I decided to do what Dad modeled. Although rather reluctantly at first, I befriended the Vietnamese culture. Stories and photos were shared and an understanding had been reached. In essence, the war had not left their families or their country unscathed either.
Both successfully completed the program and I successfully overcame my own discrimination. As a token of my graduate’s gratitude, I received a package that contained a painting from Viet Nam of a rice farmer working in a field. Prominently displayed in my home, it is a reminder that like sowing rice, peace is sown through creating prime connections with people groups, one person at a time.
As I learned by my father’s example, making prime connections with those who are culturally diverse takes time and effort. Not all of our neighbors in our small town were as enlightened as Dad. Overcoming fear of miscommunication and being misunderstood is risky and takes practice. It also takes diligence and determination, but the outcomes can be life-changing for all!
A symposium of Indonesian visitors were our guests this week at Rochester Women’s Network. The purpose of their visit was to gather information to improve their own business practices through dialog with American citizens and business organizations.
Not all spoke English. Two ‘prime-connectors’ served as interpreters. Each translator took turns at various intervals throughout the meeting. One interpreter took notes in an attempt to translate verbatim. She would stop to clarify and then relay the communication. The other, did not. The female interpreter asked one English speaker to ‘please slow down’ so she could be more effective. It was her partner’s turn to translate when a slang American term was referenced. The male interpreter kept on speaking into his machine, without hesitation. Apparently, our guests understood because laughter prevailed. When I asked the translator, how he decoded the funny phrase, the woman answered. Perhaps the male interpreter was more skilled or perhaps the woman was able to read his mind. Maybe she was a quicker responder. Maybe I had asked a very common question. Nevertheless, the woman said, “We work around slang”. But my question was, ‘How did you interpret that phrase?” I wanted to know verbatim. Another question was asked elsewhere, and so, we moved on. I never received the exact wording.
We all have times in our lives when we need an interpreter. I call these experiences ‘culture crossings’. ‘Culture crossings’ occur during those times when advice is needed outside of our own wheelhouse or we are facing a new challenge.

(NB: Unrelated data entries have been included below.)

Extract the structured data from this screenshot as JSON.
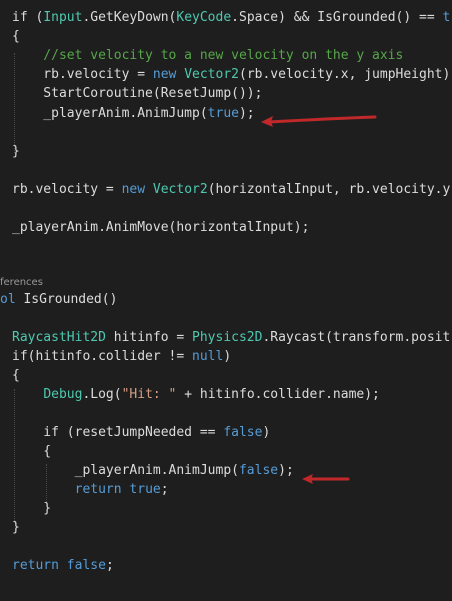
{
  "code": {
    "lines": [
      [
        {
          "t": "if (",
          "c": "pl"
        },
        {
          "t": "Input",
          "c": "ty"
        },
        {
          "t": ".GetKeyDown(",
          "c": "pl"
        },
        {
          "t": "KeyCode",
          "c": "ty"
        },
        {
          "t": ".Space) && IsGrounded() == ",
          "c": "pl"
        },
        {
          "t": "tr",
          "c": "kw"
        }
      ],
      [
        {
          "t": "{",
          "c": "pl"
        }
      ],
      [
        {
          "t": "    //set velocity to a new velocity on the y axis",
          "c": "cm"
        }
      ],
      [
        {
          "t": "    rb.velocity = ",
          "c": "pl"
        },
        {
          "t": "new ",
          "c": "kw"
        },
        {
          "t": "Vector2",
          "c": "ty"
        },
        {
          "t": "(rb.velocity.x, jumpHeight);",
          "c": "pl"
        }
      ],
      [
        {
          "t": "    StartCoroutine(ResetJump());",
          "c": "pl"
        }
      ],
      [
        {
          "t": "    _playerAnim.AnimJump(",
          "c": "pl"
        },
        {
          "t": "true",
          "c": "kw"
        },
        {
          "t": ");",
          "c": "pl"
        }
      ],
      [],
      [
        {
          "t": "}",
          "c": "pl"
        }
      ],
      [],
      [
        {
          "t": "rb.velocity = ",
          "c": "pl"
        },
        {
          "t": "new ",
          "c": "kw"
        },
        {
          "t": "Vector2",
          "c": "ty"
        },
        {
          "t": "(horizontalInput, rb.velocity.y",
          "c": "pl"
        }
      ],
      [],
      [
        {
          "t": "_playerAnim.AnimMove(horizontalInput);",
          "c": "pl"
        }
      ],
      [],
      [
        {
          "t": "ferences",
          "c": "codelens"
        }
      ],
      [
        {
          "t": "ol ",
          "c": "kw"
        },
        {
          "t": "IsGrounded()",
          "c": "pl"
        }
      ],
      [],
      [
        {
          "t": "RaycastHit2D",
          "c": "ty"
        },
        {
          "t": " hitinfo = ",
          "c": "pl"
        },
        {
          "t": "Physics2D",
          "c": "ty"
        },
        {
          "t": ".Raycast(transform.posit",
          "c": "pl"
        }
      ],
      [
        {
          "t": "if(hitinfo.collider != ",
          "c": "pl"
        },
        {
          "t": "null",
          "c": "kw"
        },
        {
          "t": ")",
          "c": "pl"
        }
      ],
      [
        {
          "t": "{",
          "c": "pl"
        }
      ],
      [
        {
          "t": "    ",
          "c": "pl"
        },
        {
          "t": "Debug",
          "c": "ty"
        },
        {
          "t": ".Log(",
          "c": "pl"
        },
        {
          "t": "\"Hit: \"",
          "c": "st"
        },
        {
          "t": " + hitinfo.collider.name);",
          "c": "pl"
        }
      ],
      [],
      [
        {
          "t": "    if (resetJumpNeeded == ",
          "c": "pl"
        },
        {
          "t": "false",
          "c": "kw"
        },
        {
          "t": ")",
          "c": "pl"
        }
      ],
      [
        {
          "t": "    {",
          "c": "pl"
        }
      ],
      [
        {
          "t": "        _playerAnim.AnimJump(",
          "c": "pl"
        },
        {
          "t": "false",
          "c": "kw"
        },
        {
          "t": ");",
          "c": "pl"
        }
      ],
      [
        {
          "t": "        ",
          "c": "pl"
        },
        {
          "t": "return ",
          "c": "kw"
        },
        {
          "t": "true",
          "c": "kw"
        },
        {
          "t": ";",
          "c": "pl"
        }
      ],
      [
        {
          "t": "    }",
          "c": "pl"
        }
      ],
      [
        {
          "t": "}",
          "c": "pl"
        }
      ],
      [],
      [
        {
          "t": "return ",
          "c": "kw"
        },
        {
          "t": "false",
          "c": "kw"
        },
        {
          "t": ";",
          "c": "pl"
        }
      ]
    ]
  },
  "colors": {
    "background": "#1e1e1e",
    "keyword": "#569cd6",
    "type": "#4ec9b0",
    "comment": "#57a64a",
    "string": "#d69d85",
    "plain": "#dcdcdc",
    "annotation_arrow": "#c0282a"
  },
  "annotations": [
    {
      "icon": "red-arrow-icon",
      "points_to": "_playerAnim.AnimJump(true);"
    },
    {
      "icon": "red-arrow-icon",
      "points_to": "_playerAnim.AnimJump(false);"
    }
  ]
}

We look for a ‘prime-connector’ who will interpret for us-to bridge the gap in our own understanding. Depending on our own experience, the skill-set of that interpreter is critical to our well-being, especially if we need details or an extensive plan. At times, we prefer to allow someone to read our minds and respond from their own experience.

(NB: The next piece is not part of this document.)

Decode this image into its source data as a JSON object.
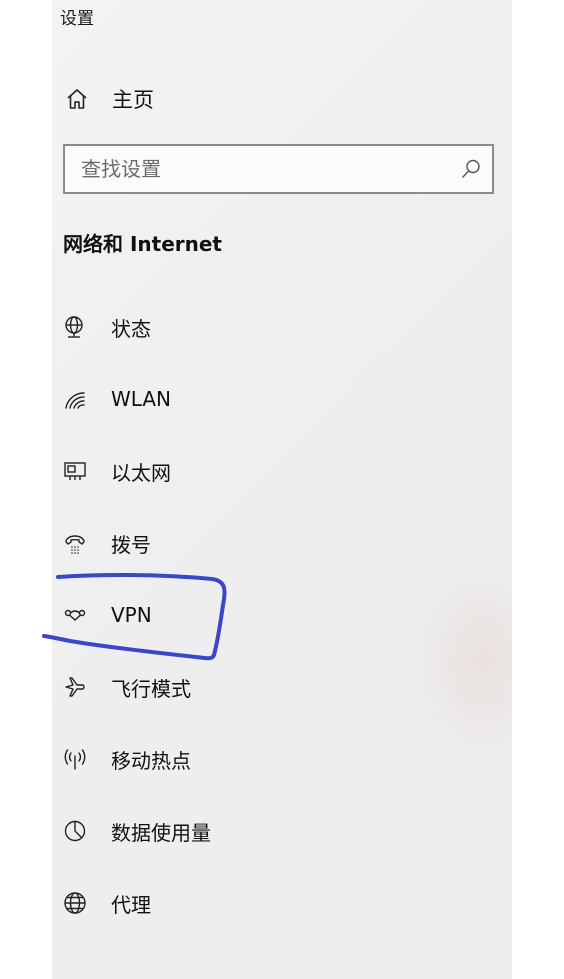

Take a few mental notes as to how you receive information and how you interpret the steady stream of incoming messages. Who are your ‘prime-connectors’? How are both you and your ‘prime-connectors’ supplying feed-back? Become more aware of who is speaking for you. What they are saying and what is being interpreted?

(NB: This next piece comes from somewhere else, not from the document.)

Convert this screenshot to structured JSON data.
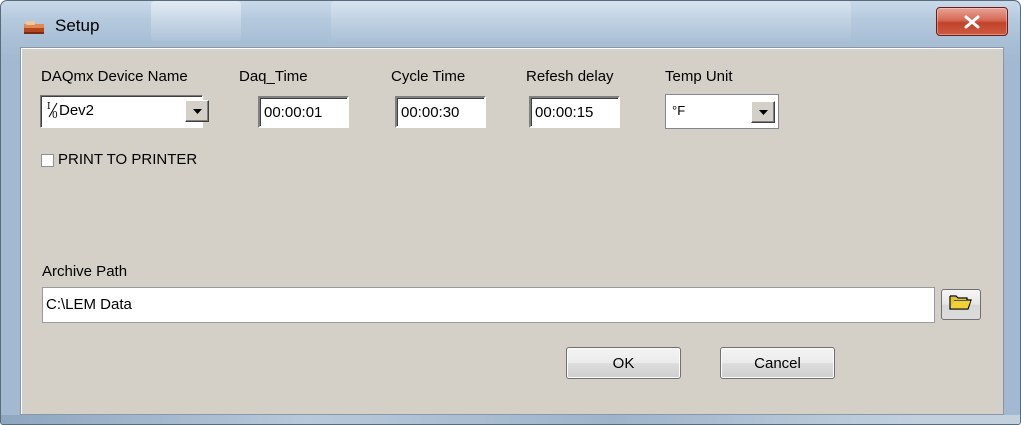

The challenge is choosing the proper ‘prime-connector’ at critical junctions and also choosing to become the ‘prime-connector’ for others by slowing down the conversation and asking clarifying questions. Revisit conversations to correct areas of misunderstanding. Don’t move on until appropriate and sufficient understanding is reached.